=== Section Start ===

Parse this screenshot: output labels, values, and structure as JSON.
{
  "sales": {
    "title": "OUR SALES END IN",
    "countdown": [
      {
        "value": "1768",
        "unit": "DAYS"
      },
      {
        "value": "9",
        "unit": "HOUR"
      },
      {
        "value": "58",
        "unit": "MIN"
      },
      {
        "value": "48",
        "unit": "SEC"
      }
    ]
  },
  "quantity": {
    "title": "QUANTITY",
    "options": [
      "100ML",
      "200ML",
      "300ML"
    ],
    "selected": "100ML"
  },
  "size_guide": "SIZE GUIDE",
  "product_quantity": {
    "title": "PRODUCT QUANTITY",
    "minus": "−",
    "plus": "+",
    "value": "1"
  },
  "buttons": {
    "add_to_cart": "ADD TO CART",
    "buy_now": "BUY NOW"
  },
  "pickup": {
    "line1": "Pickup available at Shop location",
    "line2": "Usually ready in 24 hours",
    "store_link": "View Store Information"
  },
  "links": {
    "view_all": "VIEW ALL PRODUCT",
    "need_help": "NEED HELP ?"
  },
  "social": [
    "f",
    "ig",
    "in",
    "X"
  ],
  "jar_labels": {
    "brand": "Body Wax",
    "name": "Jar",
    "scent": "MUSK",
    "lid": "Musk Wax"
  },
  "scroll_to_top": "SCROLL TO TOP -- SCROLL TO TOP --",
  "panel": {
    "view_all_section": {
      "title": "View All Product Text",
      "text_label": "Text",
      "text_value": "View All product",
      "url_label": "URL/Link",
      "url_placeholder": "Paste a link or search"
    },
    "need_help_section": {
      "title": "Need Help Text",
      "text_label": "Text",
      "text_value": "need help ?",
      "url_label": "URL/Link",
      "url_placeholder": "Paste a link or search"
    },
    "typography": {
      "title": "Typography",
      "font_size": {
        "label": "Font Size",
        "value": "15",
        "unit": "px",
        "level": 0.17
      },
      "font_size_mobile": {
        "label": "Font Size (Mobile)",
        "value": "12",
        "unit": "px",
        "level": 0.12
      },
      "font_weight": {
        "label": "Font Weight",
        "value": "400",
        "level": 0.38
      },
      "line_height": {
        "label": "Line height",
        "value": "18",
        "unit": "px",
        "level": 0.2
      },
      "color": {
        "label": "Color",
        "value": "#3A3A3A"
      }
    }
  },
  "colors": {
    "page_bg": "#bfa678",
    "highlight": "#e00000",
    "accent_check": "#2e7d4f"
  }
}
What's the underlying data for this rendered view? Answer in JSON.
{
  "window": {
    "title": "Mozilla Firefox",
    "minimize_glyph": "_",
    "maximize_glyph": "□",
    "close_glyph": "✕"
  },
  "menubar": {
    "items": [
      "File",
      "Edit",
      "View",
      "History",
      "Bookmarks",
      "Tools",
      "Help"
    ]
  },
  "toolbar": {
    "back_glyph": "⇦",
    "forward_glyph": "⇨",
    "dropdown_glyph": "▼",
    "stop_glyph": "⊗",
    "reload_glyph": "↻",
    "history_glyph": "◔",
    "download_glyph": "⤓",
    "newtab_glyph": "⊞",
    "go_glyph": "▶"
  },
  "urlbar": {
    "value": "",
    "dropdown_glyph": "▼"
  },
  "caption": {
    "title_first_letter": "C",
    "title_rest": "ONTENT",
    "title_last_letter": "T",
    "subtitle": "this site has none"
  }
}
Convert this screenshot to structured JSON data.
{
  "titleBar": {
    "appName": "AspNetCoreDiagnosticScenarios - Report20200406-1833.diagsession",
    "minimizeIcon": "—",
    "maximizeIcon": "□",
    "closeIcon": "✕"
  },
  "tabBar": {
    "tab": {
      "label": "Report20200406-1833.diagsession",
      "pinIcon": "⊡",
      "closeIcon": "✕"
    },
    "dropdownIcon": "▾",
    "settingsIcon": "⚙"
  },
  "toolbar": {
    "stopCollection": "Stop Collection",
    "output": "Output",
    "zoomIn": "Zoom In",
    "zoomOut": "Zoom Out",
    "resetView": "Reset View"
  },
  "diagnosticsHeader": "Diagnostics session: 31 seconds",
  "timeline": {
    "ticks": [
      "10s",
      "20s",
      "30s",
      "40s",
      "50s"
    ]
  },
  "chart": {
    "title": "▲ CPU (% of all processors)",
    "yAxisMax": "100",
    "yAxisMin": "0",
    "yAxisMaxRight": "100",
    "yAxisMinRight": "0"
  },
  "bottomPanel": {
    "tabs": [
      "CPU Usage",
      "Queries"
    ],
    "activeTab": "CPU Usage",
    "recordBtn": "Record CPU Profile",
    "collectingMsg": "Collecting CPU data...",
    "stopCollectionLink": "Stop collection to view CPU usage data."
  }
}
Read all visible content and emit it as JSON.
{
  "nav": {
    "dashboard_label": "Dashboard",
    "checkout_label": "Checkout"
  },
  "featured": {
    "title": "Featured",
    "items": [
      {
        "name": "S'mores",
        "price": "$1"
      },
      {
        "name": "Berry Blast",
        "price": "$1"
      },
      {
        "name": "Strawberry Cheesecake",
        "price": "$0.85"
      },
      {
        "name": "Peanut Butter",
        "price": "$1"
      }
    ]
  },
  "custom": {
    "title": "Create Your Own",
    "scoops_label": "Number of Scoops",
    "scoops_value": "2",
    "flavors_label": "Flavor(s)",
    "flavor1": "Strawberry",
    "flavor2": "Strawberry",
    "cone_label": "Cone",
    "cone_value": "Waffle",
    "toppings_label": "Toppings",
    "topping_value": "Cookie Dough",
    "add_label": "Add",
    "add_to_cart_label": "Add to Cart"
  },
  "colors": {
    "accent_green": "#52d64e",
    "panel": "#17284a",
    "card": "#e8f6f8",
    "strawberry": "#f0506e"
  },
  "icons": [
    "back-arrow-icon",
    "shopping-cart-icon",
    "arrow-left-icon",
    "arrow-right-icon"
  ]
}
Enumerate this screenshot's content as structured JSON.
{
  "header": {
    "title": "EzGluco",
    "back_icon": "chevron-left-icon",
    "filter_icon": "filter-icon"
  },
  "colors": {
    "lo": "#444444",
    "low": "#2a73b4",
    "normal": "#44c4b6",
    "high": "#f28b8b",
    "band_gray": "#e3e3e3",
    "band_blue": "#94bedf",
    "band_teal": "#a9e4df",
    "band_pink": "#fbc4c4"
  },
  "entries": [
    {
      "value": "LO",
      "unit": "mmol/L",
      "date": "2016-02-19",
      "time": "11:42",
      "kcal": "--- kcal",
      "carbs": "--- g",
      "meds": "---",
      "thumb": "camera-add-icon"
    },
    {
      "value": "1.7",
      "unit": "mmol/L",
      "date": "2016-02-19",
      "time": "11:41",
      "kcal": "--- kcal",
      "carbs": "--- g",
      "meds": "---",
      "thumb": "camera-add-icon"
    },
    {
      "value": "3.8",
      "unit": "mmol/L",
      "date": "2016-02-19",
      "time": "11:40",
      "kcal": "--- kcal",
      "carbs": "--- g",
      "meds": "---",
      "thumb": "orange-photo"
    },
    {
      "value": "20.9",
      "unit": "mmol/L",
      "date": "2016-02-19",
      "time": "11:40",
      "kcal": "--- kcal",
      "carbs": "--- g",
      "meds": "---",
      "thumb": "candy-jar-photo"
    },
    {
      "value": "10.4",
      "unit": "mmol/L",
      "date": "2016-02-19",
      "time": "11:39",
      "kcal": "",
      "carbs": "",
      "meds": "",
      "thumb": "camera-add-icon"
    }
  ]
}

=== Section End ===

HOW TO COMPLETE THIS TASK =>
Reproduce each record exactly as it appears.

ANSWER BOX =>
Parse this screenshot: output labels, values, and structure as JSON.
{
  "sales": {
    "title": "OUR SALES END IN",
    "countdown": [
      {
        "value": "1768",
        "unit": "DAYS"
      },
      {
        "value": "9",
        "unit": "HOUR"
      },
      {
        "value": "58",
        "unit": "MIN"
      },
      {
        "value": "48",
        "unit": "SEC"
      }
    ]
  },
  "quantity": {
    "title": "QUANTITY",
    "options": [
      "100ML",
      "200ML",
      "300ML"
    ],
    "selected": "100ML"
  },
  "size_guide": "SIZE GUIDE",
  "product_quantity": {
    "title": "PRODUCT QUANTITY",
    "minus": "−",
    "plus": "+",
    "value": "1"
  },
  "buttons": {
    "add_to_cart": "ADD TO CART",
    "buy_now": "BUY NOW"
  },
  "pickup": {
    "line1": "Pickup available at Shop location",
    "line2": "Usually ready in 24 hours",
    "store_link": "View Store Information"
  },
  "links": {
    "view_all": "VIEW ALL PRODUCT",
    "need_help": "NEED HELP ?"
  },
  "social": [
    "f",
    "ig",
    "in",
    "X"
  ],
  "jar_labels": {
    "brand": "Body Wax",
    "name": "Jar",
    "scent": "MUSK",
    "lid": "Musk Wax"
  },
  "scroll_to_top": "SCROLL TO TOP -- SCROLL TO TOP --",
  "panel": {
    "view_all_section": {
      "title": "View All Product Text",
      "text_label": "Text",
      "text_value": "View All product",
      "url_label": "URL/Link",
      "url_placeholder": "Paste a link or search"
    },
    "need_help_section": {
      "title": "Need Help Text",
      "text_label": "Text",
      "text_value": "need help ?",
      "url_label": "URL/Link",
      "url_placeholder": "Paste a link or search"
    },
    "typography": {
      "title": "Typography",
      "font_size": {
        "label": "Font Size",
        "value": "15",
        "unit": "px",
        "level": 0.17
      },
      "font_size_mobile": {
        "label": "Font Size (Mobile)",
        "value": "12",
        "unit": "px",
        "level": 0.12
      },
      "font_weight": {
        "label": "Font Weight",
        "value": "400",
        "level": 0.38
      },
      "line_height": {
        "label": "Line height",
        "value": "18",
        "unit": "px",
        "level": 0.2
      },
      "color": {
        "label": "Color",
        "value": "#3A3A3A"
      }
    }
  },
  "colors": {
    "page_bg": "#bfa678",
    "highlight": "#e00000",
    "accent_check": "#2e7d4f"
  }
}
What's the underlying data for this rendered view? Answer in JSON.
{
  "window": {
    "title": "Mozilla Firefox",
    "minimize_glyph": "_",
    "maximize_glyph": "□",
    "close_glyph": "✕"
  },
  "menubar": {
    "items": [
      "File",
      "Edit",
      "View",
      "History",
      "Bookmarks",
      "Tools",
      "Help"
    ]
  },
  "toolbar": {
    "back_glyph": "⇦",
    "forward_glyph": "⇨",
    "dropdown_glyph": "▼",
    "stop_glyph": "⊗",
    "reload_glyph": "↻",
    "history_glyph": "◔",
    "download_glyph": "⤓",
    "newtab_glyph": "⊞",
    "go_glyph": "▶"
  },
  "urlbar": {
    "value": "",
    "dropdown_glyph": "▼"
  },
  "caption": {
    "title_first_letter": "C",
    "title_rest": "ONTENT",
    "title_last_letter": "T",
    "subtitle": "this site has none"
  }
}
Convert this screenshot to structured JSON data.
{
  "titleBar": {
    "appName": "AspNetCoreDiagnosticScenarios - Report20200406-1833.diagsession",
    "minimizeIcon": "—",
    "maximizeIcon": "□",
    "closeIcon": "✕"
  },
  "tabBar": {
    "tab": {
      "label": "Report20200406-1833.diagsession",
      "pinIcon": "⊡",
      "closeIcon": "✕"
    },
    "dropdownIcon": "▾",
    "settingsIcon": "⚙"
  },
  "toolbar": {
    "stopCollection": "Stop Collection",
    "output": "Output",
    "zoomIn": "Zoom In",
    "zoomOut": "Zoom Out",
    "resetView": "Reset View"
  },
  "diagnosticsHeader": "Diagnostics session: 31 seconds",
  "timeline": {
    "ticks": [
      "10s",
      "20s",
      "30s",
      "40s",
      "50s"
    ]
  },
  "chart": {
    "title": "▲ CPU (% of all processors)",
    "yAxisMax": "100",
    "yAxisMin": "0",
    "yAxisMaxRight": "100",
    "yAxisMinRight": "0"
  },
  "bottomPanel": {
    "tabs": [
      "CPU Usage",
      "Queries"
    ],
    "activeTab": "CPU Usage",
    "recordBtn": "Record CPU Profile",
    "collectingMsg": "Collecting CPU data...",
    "stopCollectionLink": "Stop collection to view CPU usage data."
  }
}
Read all visible content and emit it as JSON.
{
  "nav": {
    "dashboard_label": "Dashboard",
    "checkout_label": "Checkout"
  },
  "featured": {
    "title": "Featured",
    "items": [
      {
        "name": "S'mores",
        "price": "$1"
      },
      {
        "name": "Berry Blast",
        "price": "$1"
      },
      {
        "name": "Strawberry Cheesecake",
        "price": "$0.85"
      },
      {
        "name": "Peanut Butter",
        "price": "$1"
      }
    ]
  },
  "custom": {
    "title": "Create Your Own",
    "scoops_label": "Number of Scoops",
    "scoops_value": "2",
    "flavors_label": "Flavor(s)",
    "flavor1": "Strawberry",
    "flavor2": "Strawberry",
    "cone_label": "Cone",
    "cone_value": "Waffle",
    "toppings_label": "Toppings",
    "topping_value": "Cookie Dough",
    "add_label": "Add",
    "add_to_cart_label": "Add to Cart"
  },
  "colors": {
    "accent_green": "#52d64e",
    "panel": "#17284a",
    "card": "#e8f6f8",
    "strawberry": "#f0506e"
  },
  "icons": [
    "back-arrow-icon",
    "shopping-cart-icon",
    "arrow-left-icon",
    "arrow-right-icon"
  ]
}
Enumerate this screenshot's content as structured JSON.
{
  "header": {
    "title": "EzGluco",
    "back_icon": "chevron-left-icon",
    "filter_icon": "filter-icon"
  },
  "colors": {
    "lo": "#444444",
    "low": "#2a73b4",
    "normal": "#44c4b6",
    "high": "#f28b8b",
    "band_gray": "#e3e3e3",
    "band_blue": "#94bedf",
    "band_teal": "#a9e4df",
    "band_pink": "#fbc4c4"
  },
  "entries": [
    {
      "value": "LO",
      "unit": "mmol/L",
      "date": "2016-02-19",
      "time": "11:42",
      "kcal": "--- kcal",
      "carbs": "--- g",
      "meds": "---",
      "thumb": "camera-add-icon"
    },
    {
      "value": "1.7",
      "unit": "mmol/L",
      "date": "2016-02-19",
      "time": "11:41",
      "kcal": "--- kcal",
      "carbs": "--- g",
      "meds": "---",
      "thumb": "camera-add-icon"
    },
    {
      "value": "3.8",
      "unit": "mmol/L",
      "date": "2016-02-19",
      "time": "11:40",
      "kcal": "--- kcal",
      "carbs": "--- g",
      "meds": "---",
      "thumb": "orange-photo"
    },
    {
      "value": "20.9",
      "unit": "mmol/L",
      "date": "2016-02-19",
      "time": "11:40",
      "kcal": "--- kcal",
      "carbs": "--- g",
      "meds": "---",
      "thumb": "candy-jar-photo"
    },
    {
      "value": "10.4",
      "unit": "mmol/L",
      "date": "2016-02-19",
      "time": "11:39",
      "kcal": "",
      "carbs": "",
      "meds": "",
      "thumb": "camera-add-icon"
    }
  ]
}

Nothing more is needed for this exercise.